But of course price isn’t the only issue that determines whether buses are child friendly or not. My stories above already point at some other issues: accessibility, i.e. is it possible to get onto and off the bus with a stroller? Does one then necessarily block the door, or is there enough space to maneuver a bit? How high is the step, how wide is the door. And for older kids: is it easy to sit or hold on to a bar at their height?


Other issues are: how long is the wait between buses? How convenient are the routes? How far apart are the bus stops located? (a radius of about a 10 minute walk to the stop is usually considered ‘walkable’ in an urban setting). 


As I’m listing these issues, it’s becoming obvious: whatever would be considered child-friendly, really is just ‘human-friendly. Lots of other citizens would appreciate wha would pass as child-friendly public transportation. And finally, if the bus stop looks like the one with the swings in Toronto… even better!


Here are some other fun ideas...






Fun bus stops!

Bus stop in Montreal, Canada
Bus stop in Montreal, Canada

 This photo reached me via facebook and made me wonder: wouldn’t it be great to make public transportation more fun? Waiting at this bus stop in Montreal would be so much more enjoyable… not just for kids, but for everyone!
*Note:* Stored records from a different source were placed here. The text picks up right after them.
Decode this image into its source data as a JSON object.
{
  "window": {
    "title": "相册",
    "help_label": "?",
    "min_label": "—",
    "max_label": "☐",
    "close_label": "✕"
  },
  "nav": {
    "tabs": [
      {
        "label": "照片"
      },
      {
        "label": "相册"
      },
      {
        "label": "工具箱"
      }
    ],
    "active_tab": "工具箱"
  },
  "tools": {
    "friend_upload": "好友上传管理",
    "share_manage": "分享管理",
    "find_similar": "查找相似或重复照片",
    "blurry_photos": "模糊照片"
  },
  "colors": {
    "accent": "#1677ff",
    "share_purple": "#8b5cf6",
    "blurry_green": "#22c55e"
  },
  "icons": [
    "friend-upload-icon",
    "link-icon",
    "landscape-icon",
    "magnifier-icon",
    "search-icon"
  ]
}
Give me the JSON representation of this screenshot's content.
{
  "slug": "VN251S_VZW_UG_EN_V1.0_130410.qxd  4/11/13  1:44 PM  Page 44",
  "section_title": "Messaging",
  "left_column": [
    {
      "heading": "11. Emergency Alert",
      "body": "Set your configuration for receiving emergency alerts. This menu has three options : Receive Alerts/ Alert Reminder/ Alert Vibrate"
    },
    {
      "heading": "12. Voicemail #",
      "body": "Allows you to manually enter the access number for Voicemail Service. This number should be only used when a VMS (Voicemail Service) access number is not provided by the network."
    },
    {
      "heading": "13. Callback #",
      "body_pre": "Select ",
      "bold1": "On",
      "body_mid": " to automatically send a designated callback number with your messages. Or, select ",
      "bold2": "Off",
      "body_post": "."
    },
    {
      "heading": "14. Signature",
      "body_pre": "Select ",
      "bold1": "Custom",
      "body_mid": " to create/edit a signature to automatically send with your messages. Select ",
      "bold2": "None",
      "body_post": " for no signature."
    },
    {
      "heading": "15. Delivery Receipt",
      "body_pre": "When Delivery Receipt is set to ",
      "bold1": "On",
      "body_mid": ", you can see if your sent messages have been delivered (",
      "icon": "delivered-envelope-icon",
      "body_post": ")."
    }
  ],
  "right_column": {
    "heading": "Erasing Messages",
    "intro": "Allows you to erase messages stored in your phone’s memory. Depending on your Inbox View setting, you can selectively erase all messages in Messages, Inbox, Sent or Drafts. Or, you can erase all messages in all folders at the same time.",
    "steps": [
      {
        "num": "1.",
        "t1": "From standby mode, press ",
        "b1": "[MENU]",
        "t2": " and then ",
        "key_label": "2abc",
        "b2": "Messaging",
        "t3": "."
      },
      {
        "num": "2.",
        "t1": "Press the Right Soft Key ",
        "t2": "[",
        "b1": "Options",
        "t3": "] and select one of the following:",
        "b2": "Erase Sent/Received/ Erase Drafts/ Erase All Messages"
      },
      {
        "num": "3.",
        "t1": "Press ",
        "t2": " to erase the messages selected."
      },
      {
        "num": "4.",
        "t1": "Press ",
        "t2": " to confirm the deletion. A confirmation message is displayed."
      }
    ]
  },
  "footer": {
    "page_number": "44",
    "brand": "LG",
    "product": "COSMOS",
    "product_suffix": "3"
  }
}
Public transportation is, of course, a huge factor determining a city’s child-friendliness, or rather citizen-friendliness. I was struck by the vast differences that exist. Here are two personal experiences to illustrate: 


Some years ago while visiting New York City, my husband and I were struggling to figure out how to best get across Brooklyn with our newly purchased double-decker stroller and two sleeping kids inside. We found a bus stop, waited, the bus pulled up -  and then we were in no uncertain terms told by the bus driver that “Strollers are not allowed on the bus”. What??? We could hardly believe this! The driver clarified: “You have to fold it up, to get on”. Hmm… Any parent would start either laughing or crying at this point. After all: two SLEEPING kids in the stroller are basically any parent’s jackpot. One does not mess with them – ever! And to take them out, AND to take all the stuff out of the stroller, to fold it up, and get on the bus… this would take a team of four people and about ten minutes. Not fun! Today I can’t even recall anymore what we did that day: maybe we ended up walking far, or we changed our plans… ? But the bottom line was: buses in NYC are NOT child-friendly, and therefore NOT parent-friendly!  


A year or so later, our family was on vacation in Stockholm. Similar scenario: two kids asleep in double stroller, found bus stop, waited, bus pulls up, and: the bus is easy to get on to thanks to a lowered step and exta wide doors. We get on and I go to the front to buy tickets from the driver. And guess what he tells me, as if it’s the most basic idea in the world?! “You don’t need to buy a ticket if you get on with a stroller. People with kids go free!” What??? Needless to say, we were giddy for hours. What a civilized place! Such wonderful people! And such great buses... Incredible! 


So, Stockholm takes today's award for child-(and parent-)friendly city!


I recently read that kids go free on London public transportation. Will do some research on that soon, so stay tuned!


"If we can build a successful city for children we will have a successful city for all people" - Enrique Peñalosa, former Mayor of Bogota, Colombia




- What makes a citiy child-friendly? 


- Which cities are child-friendly? Which ones aren't? Any why? 


- How can architects, urban planners, designers, but also parents, teachers, and kids themselves contribute to cities that are more child-friendly? 


Those are the questions this website will address. I will pick up stories that I read or hear about, feature projects that I come across, and basically want to learn as I go along. I look forward to the journey and would love to receive comments!



Christina Delius